I will not be the first person to accomplish this. According to the National Park Travelers Club, there have been 43 people who have visited all 413 National Park Service sites. Fewer than the number of people who have visited every country on Earth. I’m quite sure that by the end of the project several more people will have completed it, and the number of sites will probably be more than 413. (I remember it being in the 390’s back when I started visiting them in the 90’s)

I’ll try to announce trips on social media before I embark on them, so I can do meet-ups in the various cities across the US that I’ll be visiting. For some of the more urban sites, I’ll also be arranging small group trips as well.

Announcing my new EBOOK and Online Course: Living the Location Dependent Lifestyle through Active Income.

Posted by on April 1, 2016

Are you longing to break free from the road?
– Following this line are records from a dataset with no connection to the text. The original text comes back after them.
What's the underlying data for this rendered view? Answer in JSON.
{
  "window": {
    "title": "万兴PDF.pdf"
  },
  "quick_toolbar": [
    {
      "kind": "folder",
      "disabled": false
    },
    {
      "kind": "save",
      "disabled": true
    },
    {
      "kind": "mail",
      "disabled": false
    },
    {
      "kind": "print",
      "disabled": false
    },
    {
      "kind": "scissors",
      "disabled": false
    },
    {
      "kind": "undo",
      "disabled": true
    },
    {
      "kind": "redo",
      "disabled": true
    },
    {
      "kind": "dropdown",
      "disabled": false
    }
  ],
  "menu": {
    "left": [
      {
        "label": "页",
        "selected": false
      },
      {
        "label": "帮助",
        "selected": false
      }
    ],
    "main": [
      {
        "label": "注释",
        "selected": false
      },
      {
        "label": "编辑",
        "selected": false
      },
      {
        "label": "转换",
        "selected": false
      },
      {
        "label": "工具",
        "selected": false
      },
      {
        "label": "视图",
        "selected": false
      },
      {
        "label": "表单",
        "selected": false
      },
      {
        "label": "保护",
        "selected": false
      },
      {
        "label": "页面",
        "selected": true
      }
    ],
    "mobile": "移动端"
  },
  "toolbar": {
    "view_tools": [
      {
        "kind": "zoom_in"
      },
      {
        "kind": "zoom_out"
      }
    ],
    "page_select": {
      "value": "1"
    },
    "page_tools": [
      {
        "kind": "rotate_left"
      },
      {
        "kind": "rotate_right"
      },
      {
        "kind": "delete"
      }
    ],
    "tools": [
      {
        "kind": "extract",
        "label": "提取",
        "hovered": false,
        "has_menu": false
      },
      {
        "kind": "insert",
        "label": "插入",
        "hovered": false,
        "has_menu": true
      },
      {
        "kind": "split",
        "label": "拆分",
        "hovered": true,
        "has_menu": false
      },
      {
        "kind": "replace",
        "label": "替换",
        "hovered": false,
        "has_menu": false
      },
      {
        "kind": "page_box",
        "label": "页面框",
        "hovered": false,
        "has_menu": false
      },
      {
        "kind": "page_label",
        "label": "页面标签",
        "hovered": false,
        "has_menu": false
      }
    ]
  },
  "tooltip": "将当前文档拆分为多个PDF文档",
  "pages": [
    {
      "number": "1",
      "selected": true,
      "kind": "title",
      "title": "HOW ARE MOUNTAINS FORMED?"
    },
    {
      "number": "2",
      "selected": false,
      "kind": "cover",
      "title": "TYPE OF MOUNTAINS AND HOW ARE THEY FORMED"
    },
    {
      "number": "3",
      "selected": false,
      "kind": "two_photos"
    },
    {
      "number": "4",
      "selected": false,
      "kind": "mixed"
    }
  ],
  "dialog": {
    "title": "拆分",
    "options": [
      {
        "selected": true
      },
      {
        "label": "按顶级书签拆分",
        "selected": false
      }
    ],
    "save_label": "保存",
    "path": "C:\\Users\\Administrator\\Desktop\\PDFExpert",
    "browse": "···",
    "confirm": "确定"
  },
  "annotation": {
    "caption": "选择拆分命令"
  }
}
Sick and tired of waking up and not knowing what city you are in? Are you constantly wondering where you money is going to be coming from?

If this describes you, then you are probably a candidate for living a location dependent lifestyle.

Location dependence has been the world’s #1 lifestyle since the rise of agriculture over 6,000 years ago. Since then over 10,000,000,000 people have embraced the location dependence movement and have lead a location dependent life.

The benefits of location dependence are many, which is why so many people have embraced it. They include:

  • Family
  • Friends
  • Housing
  • Leisure Time
  • Personal Space
  • Many others!

However, there is so much more!

I’ve created a unique system of active income generation for those who live a location dependent live. I call it a Juxtaposed Offline Business, or JOB.

Through my JOB technique, you can you be earning positive cash flow every other week through active income.

How can you earn active income? The possibilities are endless. Some potential JOB’s include:

  • Farmer
  • Teacher
  • Doctor
  • Astronaut
  • Barrista
  • Trash Collector
  • Mechanic
  • Clergy

Most of these JOB’s require little or no start-up capital and require nothing but time and effort!

You can learn the techniques via my new ebook and online course which are available exclusively here on my website for the low price of $777.77 (because I read something once that people tend to buy more when they see the number 7).

CLICK NOW TO BUY!!

Winners of the Allianz New York Times Travel Show Experience

Posted by on January 21, 2016

I got back from New York where I attended the 2016 New York Times Travel Show with Allianz Travel Insurance. As you may have seen earlier, the folks at Allianz held a contest where 3 lucky people were able to attend the show as well as experience a weekend in New York. The winners were: Blake Mandelberg, Lori Rogers, and Cat Crews.

Allianz contest winners

I also had the opportunity to meet with my friends Johnny Jet and Lee Abbamonte who were speaking at the show:

The New York Times travel show is one of the biggest events of the year. This year one of the highlights for me was attending a dinner with the team from Allianz and the contest winners at the Mastro’s Steakhouse in Midtown, one of the best steakhouses I’ve ever been to.

I had a great time at the show as always and I can’t wait to return to New York next year!


Disclaimer: I work as an ambassador for Allianz Global Assistance (AGA Service Company) and receive financial compensation.